Lawmakers have already passed a measure that will provide $90-million in funding to the counties for the machines as part of a federal mandate. The Republicans are also backing a proposal to eliminate the button that registers straight-party voting across the ballot. Grove says Pennsylvania is one of only a handful of states that still allow that.
“That was the actual reason that the Governor vetoed it (the election package),” Grove said. “The Democratic party from the high end called him and said ‘we need you to maintain that straight-party ticketing.”
Grove said round two on the voting issue is coming up. There will also be a look at election policy moving forward to strengthen the election process. He says both parties want to work on the process, but they differ on what to do.
“Republicans tend to focus on the integrity of the voting system, to make sure that your vote actually counts and that we don’t have individuals that shouldn’t be voting, actually voting in our elections. Democrats just want to open it up and let anybody vote at any time and remove those integrity protections from the election system.”
Grove says his taxpayer caucus has not been overly busy lately since the Governor backed off of looking for tax increases. He has also been very appreciate of what the new Majority Leader, Bryan Cutler (R-Lancaster) has done.
“He’s done a phenomenal job. A hard worker. Better packaging of bills. We have a lot more—at least with the House Republican caucus–we have a lot more caucus unity moving into taking on issues. He’s been a breath of fresh air.”
Grove also said the House will take a look at issues like Telemedicine and will take another look at pension reform.
“We worked with the Governor to pass some benefit structure. Now we’re looking at the governance. We’re looking at those two big plans—PSERS and SERS—and how to make sure they’re better managed and effectively use the money they’re collecting and improve their yields when they invest the money. Hopefully we can really get some structural reforms there.”
I also asked Grove about the future of his “Buyer Beware” bill that that he has worked on with Sen. Kristin Phillips-Hill (R-York). It would stiffen penalties against those who patronize victims of human trafficking—usually through prostitution. It would also stiffen penalties against those who force the victims into those roles.
“We’re hopeful that we’re going to do a week on victims and hopefully specifically on human trafficking,” Grove said. “I’m hoping that will happen this fall in the House. We all know how much of a heinous crime that is. It is modern-day slavery.”
Grove visited the southern U.S. border this summer and learned about the prevalence of human trafficking and how profitable that is for the Mexican drug cartels.
“The cartels control that entire southern border. They make money off of human trafficking–$53-milliion a week. Think about that…$53-million a week. And that’s just a side gig. They use that to overwhelm our border security so they can bring in drugs that are killing American citizens. Those drugs the cartels bring in are infiltrating our communities here in the commonwealth.”

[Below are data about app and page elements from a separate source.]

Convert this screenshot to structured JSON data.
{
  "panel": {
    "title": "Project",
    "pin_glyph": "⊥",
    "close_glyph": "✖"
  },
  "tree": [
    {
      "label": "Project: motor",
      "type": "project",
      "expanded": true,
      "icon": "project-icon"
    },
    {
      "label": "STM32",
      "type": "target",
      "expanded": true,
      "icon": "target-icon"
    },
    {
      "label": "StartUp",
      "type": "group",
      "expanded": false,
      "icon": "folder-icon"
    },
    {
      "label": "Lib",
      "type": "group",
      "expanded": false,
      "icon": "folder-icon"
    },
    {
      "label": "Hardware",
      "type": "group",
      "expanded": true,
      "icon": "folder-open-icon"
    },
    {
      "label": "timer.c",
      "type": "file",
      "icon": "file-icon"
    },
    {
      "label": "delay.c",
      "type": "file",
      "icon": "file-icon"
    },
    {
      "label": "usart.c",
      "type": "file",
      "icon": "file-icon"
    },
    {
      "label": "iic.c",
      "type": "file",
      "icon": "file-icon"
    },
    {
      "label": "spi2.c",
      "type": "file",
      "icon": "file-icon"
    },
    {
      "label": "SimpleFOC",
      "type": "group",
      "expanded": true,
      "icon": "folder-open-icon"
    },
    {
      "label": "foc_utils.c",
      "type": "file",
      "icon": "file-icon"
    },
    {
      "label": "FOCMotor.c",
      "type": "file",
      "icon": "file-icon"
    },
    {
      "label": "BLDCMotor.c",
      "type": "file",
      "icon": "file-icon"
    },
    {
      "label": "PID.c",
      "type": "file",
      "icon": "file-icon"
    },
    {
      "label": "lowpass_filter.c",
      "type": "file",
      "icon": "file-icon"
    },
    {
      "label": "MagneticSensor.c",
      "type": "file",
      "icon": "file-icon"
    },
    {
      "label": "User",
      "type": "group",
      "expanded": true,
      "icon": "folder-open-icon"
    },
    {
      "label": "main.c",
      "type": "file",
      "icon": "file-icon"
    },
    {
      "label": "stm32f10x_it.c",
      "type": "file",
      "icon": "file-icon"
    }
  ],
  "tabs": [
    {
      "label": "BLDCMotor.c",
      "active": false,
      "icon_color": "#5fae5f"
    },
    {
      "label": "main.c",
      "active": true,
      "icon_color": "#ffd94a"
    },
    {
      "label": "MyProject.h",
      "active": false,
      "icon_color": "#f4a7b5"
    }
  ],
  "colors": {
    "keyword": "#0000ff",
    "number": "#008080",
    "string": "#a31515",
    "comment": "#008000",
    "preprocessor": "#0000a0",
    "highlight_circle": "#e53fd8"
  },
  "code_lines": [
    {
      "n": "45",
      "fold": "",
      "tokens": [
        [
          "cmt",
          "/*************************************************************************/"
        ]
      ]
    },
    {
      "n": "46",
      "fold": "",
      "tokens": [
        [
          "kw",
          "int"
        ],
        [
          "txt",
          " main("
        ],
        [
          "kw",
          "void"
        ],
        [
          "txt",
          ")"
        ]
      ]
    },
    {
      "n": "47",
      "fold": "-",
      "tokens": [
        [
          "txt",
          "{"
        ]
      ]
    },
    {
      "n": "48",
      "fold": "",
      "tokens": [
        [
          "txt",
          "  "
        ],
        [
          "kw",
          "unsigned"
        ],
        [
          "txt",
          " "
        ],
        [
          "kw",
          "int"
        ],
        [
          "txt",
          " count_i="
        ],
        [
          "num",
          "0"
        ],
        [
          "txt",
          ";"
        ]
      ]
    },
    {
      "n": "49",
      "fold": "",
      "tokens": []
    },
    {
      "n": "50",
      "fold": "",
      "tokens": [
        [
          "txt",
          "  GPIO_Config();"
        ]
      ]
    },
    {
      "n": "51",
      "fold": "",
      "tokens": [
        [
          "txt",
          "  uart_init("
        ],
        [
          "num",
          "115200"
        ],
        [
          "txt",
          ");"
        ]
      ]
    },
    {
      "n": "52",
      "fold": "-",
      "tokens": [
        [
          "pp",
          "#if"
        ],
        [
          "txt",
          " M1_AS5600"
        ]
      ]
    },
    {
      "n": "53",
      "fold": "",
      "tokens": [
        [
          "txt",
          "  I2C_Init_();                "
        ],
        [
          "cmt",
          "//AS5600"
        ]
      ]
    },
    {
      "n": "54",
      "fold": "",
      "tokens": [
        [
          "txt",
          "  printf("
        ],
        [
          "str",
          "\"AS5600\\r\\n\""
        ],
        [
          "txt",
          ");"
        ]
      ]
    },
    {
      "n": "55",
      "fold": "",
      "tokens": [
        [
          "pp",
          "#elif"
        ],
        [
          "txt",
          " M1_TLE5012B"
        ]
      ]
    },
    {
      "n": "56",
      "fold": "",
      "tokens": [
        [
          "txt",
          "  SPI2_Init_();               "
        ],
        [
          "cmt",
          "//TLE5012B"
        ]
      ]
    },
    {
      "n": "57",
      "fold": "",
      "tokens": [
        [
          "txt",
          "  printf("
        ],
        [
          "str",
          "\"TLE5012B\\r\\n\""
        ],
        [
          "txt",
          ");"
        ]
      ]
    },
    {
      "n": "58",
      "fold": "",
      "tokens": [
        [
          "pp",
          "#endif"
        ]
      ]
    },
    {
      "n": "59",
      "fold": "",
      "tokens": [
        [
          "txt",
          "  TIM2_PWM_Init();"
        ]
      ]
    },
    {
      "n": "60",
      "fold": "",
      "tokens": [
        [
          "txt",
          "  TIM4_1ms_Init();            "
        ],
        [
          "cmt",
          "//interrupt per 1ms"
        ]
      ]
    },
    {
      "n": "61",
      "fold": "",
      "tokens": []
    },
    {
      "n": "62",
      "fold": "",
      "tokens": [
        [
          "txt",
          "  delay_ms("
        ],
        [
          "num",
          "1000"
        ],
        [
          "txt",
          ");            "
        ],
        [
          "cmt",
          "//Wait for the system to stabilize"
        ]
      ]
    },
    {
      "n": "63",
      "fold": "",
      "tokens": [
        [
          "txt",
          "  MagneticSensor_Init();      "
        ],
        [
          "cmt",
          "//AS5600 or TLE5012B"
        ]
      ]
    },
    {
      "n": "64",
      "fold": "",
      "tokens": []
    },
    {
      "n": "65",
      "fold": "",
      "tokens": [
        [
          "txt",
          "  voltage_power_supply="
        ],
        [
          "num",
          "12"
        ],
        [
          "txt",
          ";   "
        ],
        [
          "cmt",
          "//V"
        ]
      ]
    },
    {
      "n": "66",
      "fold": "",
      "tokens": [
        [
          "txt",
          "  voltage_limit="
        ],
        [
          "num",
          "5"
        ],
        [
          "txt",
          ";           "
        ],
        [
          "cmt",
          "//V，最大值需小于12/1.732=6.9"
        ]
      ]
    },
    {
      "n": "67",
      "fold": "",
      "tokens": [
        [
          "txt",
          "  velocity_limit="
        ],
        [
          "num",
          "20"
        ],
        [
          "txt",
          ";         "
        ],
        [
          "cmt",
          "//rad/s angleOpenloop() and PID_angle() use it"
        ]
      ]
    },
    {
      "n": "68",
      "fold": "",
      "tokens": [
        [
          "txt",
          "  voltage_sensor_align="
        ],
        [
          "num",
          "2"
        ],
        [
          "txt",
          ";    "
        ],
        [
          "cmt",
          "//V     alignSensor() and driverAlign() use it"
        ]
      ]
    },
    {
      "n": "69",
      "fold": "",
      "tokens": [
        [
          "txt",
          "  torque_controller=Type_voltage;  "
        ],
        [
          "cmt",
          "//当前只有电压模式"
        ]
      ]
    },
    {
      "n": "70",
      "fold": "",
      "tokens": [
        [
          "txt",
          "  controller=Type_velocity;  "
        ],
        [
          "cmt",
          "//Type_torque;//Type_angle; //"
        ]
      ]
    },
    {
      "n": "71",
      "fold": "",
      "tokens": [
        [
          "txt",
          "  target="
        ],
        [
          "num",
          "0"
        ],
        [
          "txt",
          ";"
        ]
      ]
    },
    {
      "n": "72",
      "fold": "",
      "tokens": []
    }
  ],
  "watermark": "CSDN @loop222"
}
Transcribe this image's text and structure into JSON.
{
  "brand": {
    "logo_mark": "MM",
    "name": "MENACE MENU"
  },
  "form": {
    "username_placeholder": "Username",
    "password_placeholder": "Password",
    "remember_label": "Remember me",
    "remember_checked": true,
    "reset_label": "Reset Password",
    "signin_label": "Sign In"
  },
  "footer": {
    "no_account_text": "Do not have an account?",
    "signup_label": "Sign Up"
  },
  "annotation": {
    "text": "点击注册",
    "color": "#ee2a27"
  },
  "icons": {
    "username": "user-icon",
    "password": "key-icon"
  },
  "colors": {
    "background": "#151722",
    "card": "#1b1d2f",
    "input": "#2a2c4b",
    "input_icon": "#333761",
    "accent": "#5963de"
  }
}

Grove is also looking to work on pro-life legislation this term—with the Down Syndrome Protection Act and the Heartbeat bill.
“There are a lot of good pro-life bills that we can move and hopefully put on the Governor’s desk. Let him make a decision. I look forward to that conversation on why you would say we don’t have a life at birth when we have a heartbeat in the womb. How is that not a life? I look forward to those conversations.”